+++ Information +++

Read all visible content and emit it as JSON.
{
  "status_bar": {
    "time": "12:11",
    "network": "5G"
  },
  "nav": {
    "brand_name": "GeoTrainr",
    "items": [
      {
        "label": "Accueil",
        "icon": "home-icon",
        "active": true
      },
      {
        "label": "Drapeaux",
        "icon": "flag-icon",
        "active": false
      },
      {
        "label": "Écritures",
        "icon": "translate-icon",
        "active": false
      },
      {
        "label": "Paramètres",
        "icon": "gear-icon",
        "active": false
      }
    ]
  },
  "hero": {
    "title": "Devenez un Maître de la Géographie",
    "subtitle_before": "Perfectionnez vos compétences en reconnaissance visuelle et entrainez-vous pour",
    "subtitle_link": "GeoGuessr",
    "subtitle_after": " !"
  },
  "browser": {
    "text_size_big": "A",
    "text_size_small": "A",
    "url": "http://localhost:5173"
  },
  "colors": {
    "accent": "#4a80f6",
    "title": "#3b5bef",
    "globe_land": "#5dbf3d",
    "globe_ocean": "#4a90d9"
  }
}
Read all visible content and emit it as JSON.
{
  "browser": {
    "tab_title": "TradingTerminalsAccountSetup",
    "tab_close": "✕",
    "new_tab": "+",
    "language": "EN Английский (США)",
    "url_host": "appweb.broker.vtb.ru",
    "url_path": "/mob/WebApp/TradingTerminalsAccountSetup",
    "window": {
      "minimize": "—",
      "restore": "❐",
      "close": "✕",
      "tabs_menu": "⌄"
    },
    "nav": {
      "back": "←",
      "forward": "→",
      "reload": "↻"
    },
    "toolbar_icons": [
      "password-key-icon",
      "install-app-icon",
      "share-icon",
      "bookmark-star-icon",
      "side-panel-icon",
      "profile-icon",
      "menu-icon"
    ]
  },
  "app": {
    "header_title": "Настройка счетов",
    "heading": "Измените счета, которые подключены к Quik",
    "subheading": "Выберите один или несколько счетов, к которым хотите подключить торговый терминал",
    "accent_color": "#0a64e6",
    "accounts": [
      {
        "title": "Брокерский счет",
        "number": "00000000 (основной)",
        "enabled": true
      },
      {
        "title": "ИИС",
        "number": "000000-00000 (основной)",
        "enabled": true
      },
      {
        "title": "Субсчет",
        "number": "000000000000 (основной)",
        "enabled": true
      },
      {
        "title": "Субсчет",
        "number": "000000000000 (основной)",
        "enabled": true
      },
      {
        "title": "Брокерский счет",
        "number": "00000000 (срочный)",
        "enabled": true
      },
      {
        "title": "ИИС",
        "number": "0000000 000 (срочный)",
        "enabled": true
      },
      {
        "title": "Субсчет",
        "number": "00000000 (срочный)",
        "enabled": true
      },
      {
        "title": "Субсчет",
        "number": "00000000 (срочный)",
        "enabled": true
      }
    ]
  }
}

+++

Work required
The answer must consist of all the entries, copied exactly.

Output for this task
Read all visible content and emit it as JSON.
{
  "status_bar": {
    "time": "12:11",
    "network": "5G"
  },
  "nav": {
    "brand_name": "GeoTrainr",
    "items": [
      {
        "label": "Accueil",
        "icon": "home-icon",
        "active": true
      },
      {
        "label": "Drapeaux",
        "icon": "flag-icon",
        "active": false
      },
      {
        "label": "Écritures",
        "icon": "translate-icon",
        "active": false
      },
      {
        "label": "Paramètres",
        "icon": "gear-icon",
        "active": false
      }
    ]
  },
  "hero": {
    "title": "Devenez un Maître de la Géographie",
    "subtitle_before": "Perfectionnez vos compétences en reconnaissance visuelle et entrainez-vous pour",
    "subtitle_link": "GeoGuessr",
    "subtitle_after": " !"
  },
  "browser": {
    "text_size_big": "A",
    "text_size_small": "A",
    "url": "http://localhost:5173"
  },
  "colors": {
    "accent": "#4a80f6",
    "title": "#3b5bef",
    "globe_land": "#5dbf3d",
    "globe_ocean": "#4a90d9"
  }
}
Read all visible content and emit it as JSON.
{
  "browser": {
    "tab_title": "TradingTerminalsAccountSetup",
    "tab_close": "✕",
    "new_tab": "+",
    "language": "EN Английский (США)",
    "url_host": "appweb.broker.vtb.ru",
    "url_path": "/mob/WebApp/TradingTerminalsAccountSetup",
    "window": {
      "minimize": "—",
      "restore": "❐",
      "close": "✕",
      "tabs_menu": "⌄"
    },
    "nav": {
      "back": "←",
      "forward": "→",
      "reload": "↻"
    },
    "toolbar_icons": [
      "password-key-icon",
      "install-app-icon",
      "share-icon",
      "bookmark-star-icon",
      "side-panel-icon",
      "profile-icon",
      "menu-icon"
    ]
  },
  "app": {
    "header_title": "Настройка счетов",
    "heading": "Измените счета, которые подключены к Quik",
    "subheading": "Выберите один или несколько счетов, к которым хотите подключить торговый терминал",
    "accent_color": "#0a64e6",
    "accounts": [
      {
        "title": "Брокерский счет",
        "number": "00000000 (основной)",
        "enabled": true
      },
      {
        "title": "ИИС",
        "number": "000000-00000 (основной)",
        "enabled": true
      },
      {
        "title": "Субсчет",
        "number": "000000000000 (основной)",
        "enabled": true
      },
      {
        "title": "Субсчет",
        "number": "000000000000 (основной)",
        "enabled": true
      },
      {
        "title": "Брокерский счет",
        "number": "00000000 (срочный)",
        "enabled": true
      },
      {
        "title": "ИИС",
        "number": "0000000 000 (срочный)",
        "enabled": true
      },
      {
        "title": "Субсчет",
        "number": "00000000 (срочный)",
        "enabled": true
      },
      {
        "title": "Субсчет",
        "number": "00000000 (срочный)",
        "enabled": true
      }
    ]
  }
}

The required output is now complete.